“Che bella zuppa!” Maria Pia exclaimed, “what a beautiful soup” as we poured ladles of it into shallow bowls to cool before dinner. Once everyone arrived and was tucked in around the dinner table, the sun did a graceful dive into the horizon casting a loving glow across our plates and a balmy evening breeze drifted in through open doors creating the perfect atmosphere for a reunion dinner. “Cin cin” we simultaneously chimed, raising our wine glasses in unison. “Buon appetito and welcome back Deborah. We missed you,” Maria Pia said, smiling knowingly at me across the table. This was the long-awaited moment I dreamed of and it truly was…a warm welcome home.
Deborah Dal Fovo says
Thank you for visiting my new site.
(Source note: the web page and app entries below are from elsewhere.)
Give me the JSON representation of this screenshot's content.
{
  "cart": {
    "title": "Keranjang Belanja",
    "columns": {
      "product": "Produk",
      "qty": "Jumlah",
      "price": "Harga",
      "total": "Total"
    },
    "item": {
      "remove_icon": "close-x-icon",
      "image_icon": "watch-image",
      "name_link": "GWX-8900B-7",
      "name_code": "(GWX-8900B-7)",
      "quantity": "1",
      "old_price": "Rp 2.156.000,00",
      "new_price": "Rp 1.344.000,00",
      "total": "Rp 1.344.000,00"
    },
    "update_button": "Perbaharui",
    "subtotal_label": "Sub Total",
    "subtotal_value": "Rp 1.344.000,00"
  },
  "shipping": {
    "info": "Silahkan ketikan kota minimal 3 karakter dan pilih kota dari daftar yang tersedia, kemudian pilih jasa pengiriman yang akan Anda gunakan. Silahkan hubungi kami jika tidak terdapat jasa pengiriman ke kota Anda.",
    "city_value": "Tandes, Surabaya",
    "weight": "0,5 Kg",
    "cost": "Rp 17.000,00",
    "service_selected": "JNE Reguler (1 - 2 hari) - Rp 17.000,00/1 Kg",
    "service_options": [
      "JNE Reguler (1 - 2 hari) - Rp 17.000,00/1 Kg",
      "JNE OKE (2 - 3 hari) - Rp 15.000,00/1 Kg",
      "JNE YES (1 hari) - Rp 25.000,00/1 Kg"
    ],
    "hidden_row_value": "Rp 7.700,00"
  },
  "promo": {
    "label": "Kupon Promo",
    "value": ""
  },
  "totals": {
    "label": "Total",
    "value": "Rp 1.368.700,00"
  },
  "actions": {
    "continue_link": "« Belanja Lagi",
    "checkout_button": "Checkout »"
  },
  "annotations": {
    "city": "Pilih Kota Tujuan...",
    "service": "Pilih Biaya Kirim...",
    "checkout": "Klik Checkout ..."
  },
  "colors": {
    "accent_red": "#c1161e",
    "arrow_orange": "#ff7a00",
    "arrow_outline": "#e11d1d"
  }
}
Hope you like it and tell me what you would like to know about Italian cooking.
Leslye Golding says
Beautifully written & designed
Deborah Dal Fovo says
Thank you Leslye! I’m glad you like it and hope you will visit again soon.
Un abbraccio, Deborah
Giovanna (*_*) says
I stumbled across your page/blog when looking through an email from M. Sisson.
I enjoyed reading your story, and your return journey to Toscano. It is #1 thing to do on my bucket list. It’s been only a vision or dream of achieving what you have done in your life. If I continue to strive toward that goal, one day it will happen.
I love your page the way it is, I am old-fashioned, I think all those responses you received, stating to add this & that to your page, would just clutter it and take away from the true naturalness I feel it holds. (*_*)
I wish you continued success in your endeavors. May you have a blessed one! (*_*)
Deborah Dal Fovo says
Giovanna, thank you for your kind and supportive comment! I’m pleased that you like my blog and I’ll continue to publish genuine content that inspires people like you. I truly hope that you will achieve your goal and visit Italy.
Ciao Deborah! Non sai quanto avrei voluto essere con voi e assaggiare la tua deliziosa zuppa.
Grazie per aver condiviso la tua ricetta 😉 …. ne sento il profumo!!!
Deborah Dal Fovo says
Ciao Desi! Grazie per il tuo gentile messaggio sul mio blog <3
Mi dispiace di non averti visto quest'estate ma spero di tornare presto in Italia.
Un caro saluto e grande abbraccio,
If using ‘regular’ Farro will cooking time change?
Deborah Dal Fovo says
Whole farro containing husk and bran can take an hour or more to cook. In that case, you can par-cook it then finish in the soup.